As virtuous men pass mildly away,
Trump turns seventy-four today.

Emily Dickinson:

I taste a liquor never brewed.
If Papa sees me, I am screwed.

John Greenleaf Whittier:

Blessings on thee, little man,
Rosary in thy minivan.

William Shakespeare:

Like as waves make towards the pebbled shore,
So do the lush rush to the liquor store.

Thomas Hardy:

I leant upon a coppice gate
which broke beneath my body weight.

Theodore Roethke:

I knew a woman, lovely in her bones;
alas, her lovely boobs were sili-cones.

Sylvia Plath:

You do not do, you do not do.
Embodiment of déjà vu.

William Blake:

Tiger, tiger, burning bright,
Please control your appetite.


They say Imelda owned three thousand pair
of shoes. The ones with Duracells would flash
as she merengued on the dance floor. She
would buy, with tidy sums of laundered cash,
Gucci platforms, pumps from Givenchy,
Ferragamo flip-flop leisurewear;
not to mention Halston golden calf-
skin spike-heeled boots. Her size, eight-and-a-half.
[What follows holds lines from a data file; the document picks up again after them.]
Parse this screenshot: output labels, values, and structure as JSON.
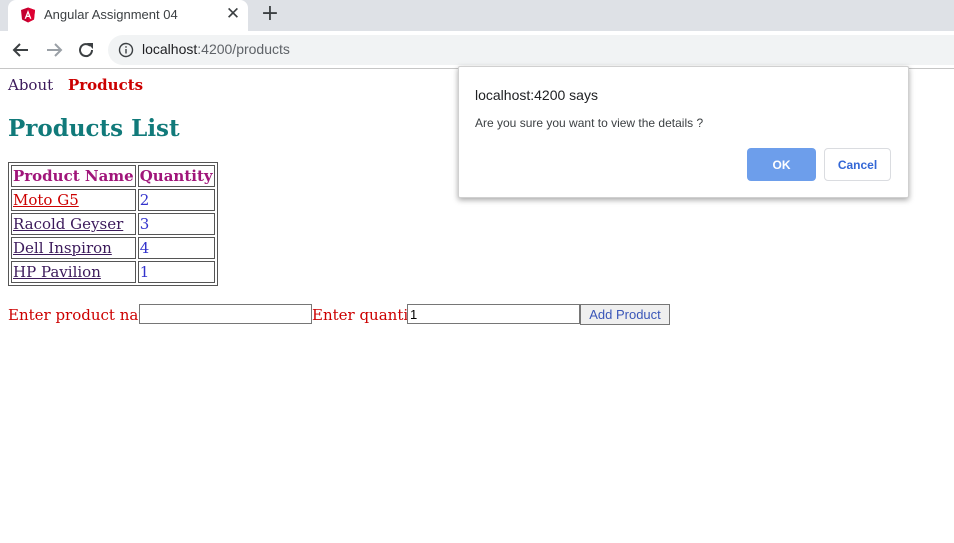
{
  "browser": {
    "tab_title": "Angular Assignment 04",
    "url_host": "localhost",
    "url_rest": ":4200/products",
    "icons": {
      "favicon": "angular-logo-icon",
      "close_tab": "close-icon",
      "new_tab": "plus-icon",
      "back": "arrow-left-icon",
      "forward": "arrow-right-icon",
      "reload": "reload-icon",
      "site_info": "info-icon"
    },
    "tab_close_glyph": "✕",
    "new_tab_glyph": "+"
  },
  "nav": {
    "about": "About",
    "products": "Products"
  },
  "page": {
    "title": "Products List",
    "table": {
      "headers": [
        "Product Name",
        "Quantity"
      ],
      "rows": [
        {
          "name": "Moto G5",
          "quantity": "2"
        },
        {
          "name": "Racold Geyser",
          "quantity": "3"
        },
        {
          "name": "Dell Inspiron",
          "quantity": "4"
        },
        {
          "name": "HP Pavilion",
          "quantity": "1"
        }
      ]
    },
    "form": {
      "name_label": "Enter product name:",
      "name_value": "",
      "quantity_label": "Enter quantity:",
      "quantity_value": "1",
      "add_button": "Add Product"
    }
  },
  "dialog": {
    "title": "localhost:4200 says",
    "message": "Are you sure you want to view the details ?",
    "ok": "OK",
    "cancel": "Cancel"
  },
  "colors": {
    "tab_strip": "#dee1e6",
    "title": "#117a7a",
    "active_nav": "#cc0000",
    "table_header": "#a0157a",
    "ok_button": "#6d9eeb"
  }
}
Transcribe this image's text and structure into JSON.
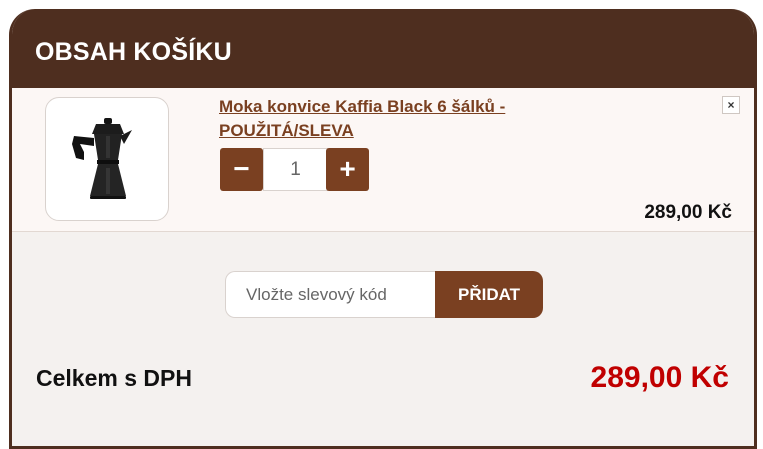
{
  "cart": {
    "title": "OBSAH KOŠÍKU",
    "item": {
      "name": "Moka konvice Kaffia Black 6 šálků - POUŽITÁ/SLEVA",
      "quantity": "1",
      "minus_label": "−",
      "plus_label": "+",
      "remove_label": "×",
      "price": "289,00 Kč",
      "image_icon": "moka-pot-icon"
    },
    "coupon": {
      "placeholder": "Vložte slevový kód",
      "button_label": "PŘIDAT"
    },
    "total": {
      "label": "Celkem s DPH",
      "value": "289,00 Kč"
    },
    "colors": {
      "header": "#4e2e1f",
      "accent": "#7a4021",
      "total_value": "#c00000"
    }
  }
}
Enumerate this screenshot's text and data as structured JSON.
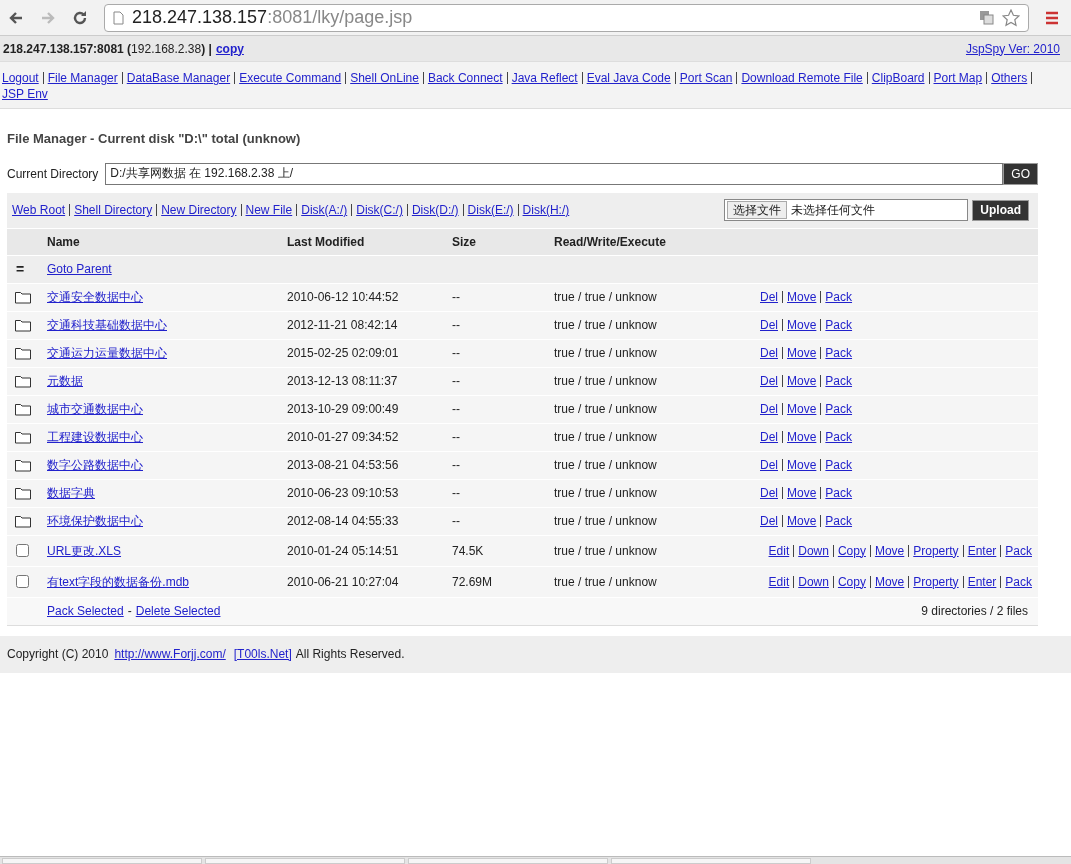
{
  "browser": {
    "url_host": "218.247.138.157",
    "url_rest": ":8081/lky/page.jsp"
  },
  "info_bar": {
    "text": "**218.247.138.157:8081 (**192.168.2.38**) |**",
    "copy_link": "copy",
    "version_link": "JspSpy Ver: 2010"
  },
  "nav": [
    "Logout",
    "File Manager",
    "DataBase Manager",
    "Execute Command",
    "Shell OnLine",
    "Back Connect",
    "Java Reflect",
    "Eval Java Code",
    "Port Scan",
    "Download Remote File",
    "ClipBoard",
    "Port Map",
    "Others",
    "JSP Env"
  ],
  "title": "File Manager - Current disk \"D:\\\" total (unknow)",
  "directory": {
    "label": "Current Directory",
    "value": "D:/共享网数据 在 192.168.2.38 上/",
    "button": "GO"
  },
  "toolbar_links": [
    "Web Root",
    "Shell Directory",
    "New Directory",
    "New File",
    "Disk(A:/)",
    "Disk(C:/)",
    "Disk(D:/)",
    "Disk(E:/)",
    "Disk(H:/)"
  ],
  "upload": {
    "choose_button": "选择文件",
    "file_status": "未选择任何文件",
    "button": "Upload"
  },
  "table": {
    "columns": [
      "Name",
      "Last Modified",
      "Size",
      "Read/Write/Execute"
    ],
    "parent": {
      "icon_text": "=",
      "label": "Goto Parent"
    },
    "rows": [
      {
        "kind": "dir",
        "name": "交通安全数据中心",
        "modified": "2010-06-12 10:44:52",
        "size": "--",
        "rwx": "true / true / unknow",
        "actions": [
          "Del",
          "Move",
          "Pack"
        ]
      },
      {
        "kind": "dir",
        "name": "交通科技基础数据中心",
        "modified": "2012-11-21 08:42:14",
        "size": "--",
        "rwx": "true / true / unknow",
        "actions": [
          "Del",
          "Move",
          "Pack"
        ]
      },
      {
        "kind": "dir",
        "name": "交通运力运量数据中心",
        "modified": "2015-02-25 02:09:01",
        "size": "--",
        "rwx": "true / true / unknow",
        "actions": [
          "Del",
          "Move",
          "Pack"
        ]
      },
      {
        "kind": "dir",
        "name": "元数据",
        "modified": "2013-12-13 08:11:37",
        "size": "--",
        "rwx": "true / true / unknow",
        "actions": [
          "Del",
          "Move",
          "Pack"
        ]
      },
      {
        "kind": "dir",
        "name": "城市交通数据中心",
        "modified": "2013-10-29 09:00:49",
        "size": "--",
        "rwx": "true / true / unknow",
        "actions": [
          "Del",
          "Move",
          "Pack"
        ]
      },
      {
        "kind": "dir",
        "name": "工程建设数据中心",
        "modified": "2010-01-27 09:34:52",
        "size": "--",
        "rwx": "true / true / unknow",
        "actions": [
          "Del",
          "Move",
          "Pack"
        ]
      },
      {
        "kind": "dir",
        "name": "数字公路数据中心",
        "modified": "2013-08-21 04:53:56",
        "size": "--",
        "rwx": "true / true / unknow",
        "actions": [
          "Del",
          "Move",
          "Pack"
        ]
      },
      {
        "kind": "dir",
        "name": "数据字典",
        "modified": "2010-06-23 09:10:53",
        "size": "--",
        "rwx": "true / true / unknow",
        "actions": [
          "Del",
          "Move",
          "Pack"
        ]
      },
      {
        "kind": "dir",
        "name": "环境保护数据中心",
        "modified": "2012-08-14 04:55:33",
        "size": "--",
        "rwx": "true / true / unknow",
        "actions": [
          "Del",
          "Move",
          "Pack"
        ]
      },
      {
        "kind": "file",
        "checked": false,
        "name": "URL更改.XLS",
        "modified": "2010-01-24 05:14:51",
        "size": "74.5K",
        "rwx": "true / true / unknow",
        "actions": [
          "Edit",
          "Down",
          "Copy",
          "Move",
          "Property",
          "Enter",
          "Pack"
        ]
      },
      {
        "kind": "file",
        "checked": false,
        "name": "有text字段的数据备份.mdb",
        "modified": "2010-06-21 10:27:04",
        "size": "72.69M",
        "rwx": "true / true / unknow",
        "actions": [
          "Edit",
          "Down",
          "Copy",
          "Move",
          "Property",
          "Enter",
          "Pack"
        ]
      }
    ],
    "footer": {
      "pack_link": "Pack Selected",
      "dash": "-",
      "delete_link": "Delete Selected",
      "summary": "9 directories / 2 files"
    }
  },
  "copyright": {
    "before": "Copyright (C) 2010",
    "link1": "http://www.Forjj.com/",
    "link2": "[T00ls.Net]",
    "after": "All Rights Reserved."
  }
}
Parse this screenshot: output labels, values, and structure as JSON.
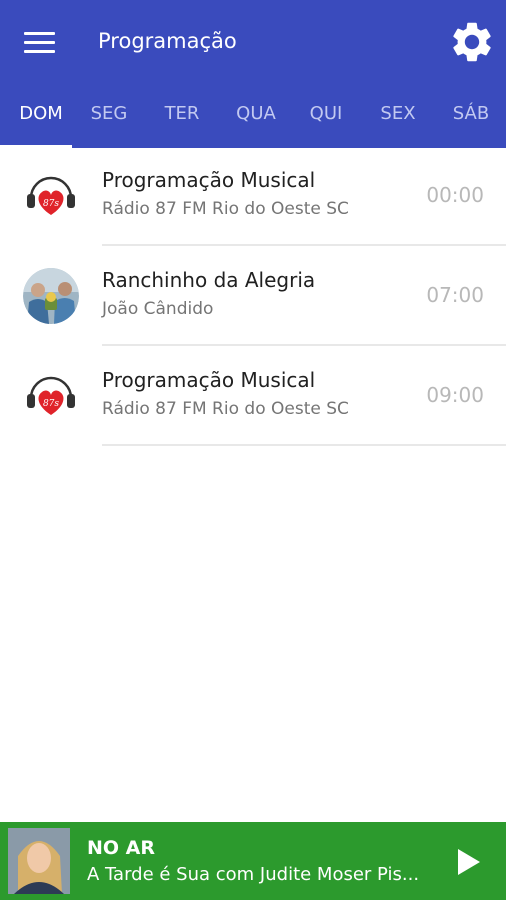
{
  "app_bar": {
    "title": "Programação",
    "menu_icon": "hamburger-menu-icon",
    "settings_icon": "gear-icon",
    "background": "#3a4bbd"
  },
  "tabs": [
    {
      "label": "DOM",
      "active": true
    },
    {
      "label": "SEG",
      "active": false
    },
    {
      "label": "TER",
      "active": false
    },
    {
      "label": "QUA",
      "active": false
    },
    {
      "label": "QUI",
      "active": false
    },
    {
      "label": "SEX",
      "active": false
    },
    {
      "label": "SÁB",
      "active": false
    }
  ],
  "schedule": [
    {
      "title": "Programação Musical",
      "subtitle": "Rádio 87 FM Rio do Oeste SC",
      "time": "00:00",
      "avatar": "radio-87-logo"
    },
    {
      "title": "Ranchinho da Alegria",
      "subtitle": "João Cândido",
      "time": "07:00",
      "avatar": "host-photo"
    },
    {
      "title": "Programação Musical",
      "subtitle": "Rádio 87 FM Rio do Oeste SC",
      "time": "09:00",
      "avatar": "radio-87-logo"
    }
  ],
  "now_playing": {
    "label": "NO AR",
    "track": "A Tarde é Sua com Judite Moser Pis...",
    "play_icon": "play-icon",
    "background": "#2c9a2d"
  }
}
She ran the Beatles out of town, pell-mell,
then fled herself, accused of gross misdeeds.
Back in Manila now, she struts, undaunted,
in cap-toe slingback sandals by Chanel.
Lennon was right. Love’s all one really needs.
Perhaps that’s all Imelda’s ever wanted.


Olēka: The awareness of how few days are memorable.
The Dictionary of Obscure Sorrows, by John Koenig

My double-decker spice rack glares at me.
In its glass eyes of marjoram and mace,
of fennel, cumin, saffron, savory
and coriander, I am a disgrace
to cookery. And if, at times, I’ll toss
some basil and oregano to test
the limits of a bland spaghetti sauce,
tarragon and chive are not impressed.
So, as the cream of tartar gathers dust
and dill weed fades to a diminished gray,
my days and months and years fly—as they must—
without a chocolate cardamom soufflé.
No one to blame, no one to hold at fault,
I take this poison with a grain of salt.


Somewhat after Colossians 2:13-14

I had a fortune, but it’s spent;
I haven’t saved a single cent.
I’ve pawned my soul to pay the rent.

No stocks, no bonds, no pension plan;
my nest egg’s in the frying pan.
Hey, can I have that soda can?

I should have rationed, squared my debts;
I should have written off regrets.
I should have rolled my cigarettes.

Instead, I let the well run dry,
lived high-off-the-hog (and I mean high).
I’m down-and-out. Oh, by-the-by,

since all my bills are overdue
and I’ve no source of revenue,
God, will you scrap my IOU?

“Elderberry Tale” first appeared in Möbius ; “A Mother’s Kyrielle, ” in First Things; “Avaritia,” in The Raintown Review; “Olēka,” in Measure; and “Quittance,” in The HyperTexts.

Catherine Chandler, poet, translator, and editor, is the author of six poetry collections, including Lines of Flight, shortlisted for the Poets’ Prize, and The Frangible Hour, recipient of the Richard Wilbur Award. Winner of the Howard Nemerov Sonnet Award, the Leslie Mellichamp Prize, and a nine-time nominee for the Pushcart Prize, Catherine is an unapologetic formalista whose work has been widely published in journals and anthologies in North America, Europe and Australia. A trio of Catherine’s poems were chosen by George Elliott Clarke, Poet Laureate of Canada, for inclusion in the National Poetry Registry, Library of Parliament. Her latest book, Annals of the Dear Unknown, is forthcoming from Kelsay Books in 2022. Catherine is online at The Wonderful Boat (